However, what we could not appreciate during that time was the impressive adaptability of criminal organizations. Despite our past successes, criminals have an impressive ability to react and reconstitute in ways that allow them to continue their profitable activities and avoid detection. Today, most criminal organizations bear no resemblance to the hierarchical organized crime family groups of the 1980’s. Today’s criminal groups consist of loose and informal networks that often converge only when it is convenient. These networks are not always permanent, and individuals involved in these networks often have no idea about the larger structure and cooperation of various links in the chain. These networks benefit tremendously from instant global communication, and interact in an environment that knows no borders. The subject of the thematic debate for this Commission is a good, but not the only, example of criminal networks that have exploded over the past 20 years.
We discussed at last year’s Crime Congress the growing convergence of these criminal networks and how we are finding that the tentacles of such networks are stretching out to embrace multiple types of criminal activity. Gone are the days when one crime family focused its attention on one or two types of criminal activities. Criminal groups now go where they can make a profit. Groups that specialize in trafficking human persons, for example, are also using all or parts of their networks to help move drugs, counterfeit goods and even proceeds of crime.
Mr. Chairman, as anticipated by Member States when they created this Commission two decades ago, we must use this forum not only to develop strategies for how to address individual types of crime, but also to keep informed of the larger picture. The global priorities for criminals should be the global priorities for this Commission - and for Member State cooperation.

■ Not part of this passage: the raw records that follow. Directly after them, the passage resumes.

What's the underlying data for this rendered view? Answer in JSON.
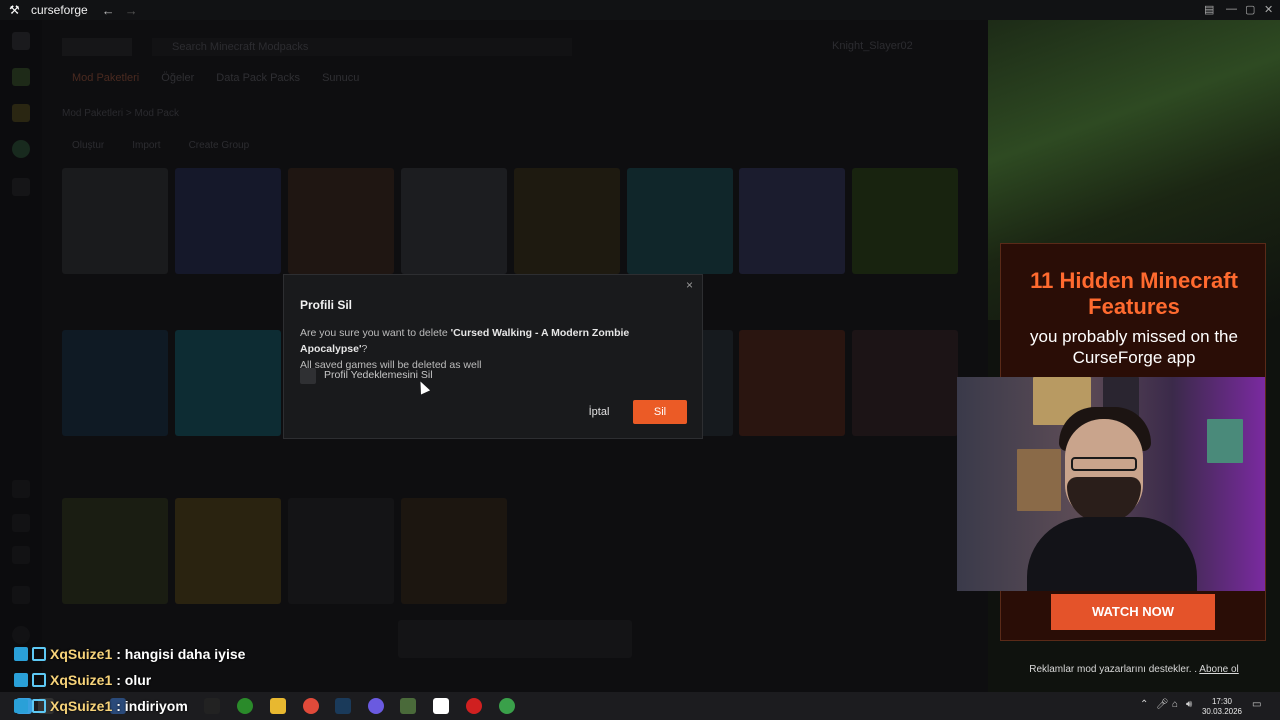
{
  "titlebar": {
    "app_name": "curseforge",
    "back": "←",
    "forward": "→"
  },
  "app_bg": {
    "search_placeholder": "Search Minecraft Modpacks",
    "user": "Knight_Slayer02",
    "tabs": [
      "Mod Paketleri",
      "Öğeler",
      "Data Pack Packs",
      "Sunucu"
    ],
    "breadcrumb": "Mod Paketleri  >  Mod Pack",
    "toolbar": [
      "Oluştur",
      "Import",
      "Create Group"
    ]
  },
  "dialog": {
    "title": "Profili Sil",
    "message_prefix": "Are you sure you want to delete ",
    "profile_name": "'Cursed Walking - A Modern Zombie Apocalypse'",
    "message_suffix": "?",
    "message_line2": "All saved games will be deleted as well",
    "checkbox_label": "Profil Yedeklemesini Sil",
    "cancel_label": "İptal",
    "delete_label": "Sil",
    "close_icon": "×"
  },
  "ad": {
    "title": "11 Hidden Minecraft Features",
    "subtitle": "you probably missed on the CurseForge app",
    "cta": "WATCH NOW",
    "footer": "Reklamlar mod yazarlarını destekler. .",
    "subscribe": "Abone ol"
  },
  "chat": [
    {
      "user": "XqSuize1",
      "message": ": hangisi daha iyise"
    },
    {
      "user": "XqSuize1",
      "message": ": olur"
    },
    {
      "user": "XqSuize1",
      "message": ": indiriyom"
    }
  ],
  "taskbar": {
    "time": "17:30",
    "date": "30.03.2026"
  },
  "colors": {
    "accent": "#eb5b26",
    "ad_title": "#ff6a2f",
    "modal_bg": "#191a1c"
  }
}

Mr. Chairman, as we commemorate the 20th anniversary of the Commission, our hope is that Member States, with the assistance of UNODC, spend more time on the bigger picture of transnational crime. Member States have discussed this in the context of our efforts to improve UNODC’s crime data collection and analysis capabilities. Last year’s UNODC report entitled “Transnational Organized Crime Threat Assessment,” while not without its controversy, represented a useful step in this direction. By gathering, exchanging and reporting information on problems and best practices, we can paint an evidence-based picture that will help us identify shared global priorities and potential tools for countering transnational crime.
The work of UNODC can help us in gaining a more complete perspective on the evolving threats of transnational organized crime. The United States will be introducing a resolution that calls greater attention to the way that transnational crime has evolved as an international threat in recent years, and promote information exchanges to give us a more complete view of the bigger picture. By doing this, we may find new paths for this Commission that we could never have imagined twenty years – or even a decade -- ago.
Thank you for the opportunity to speak, and we look forward to a productive week.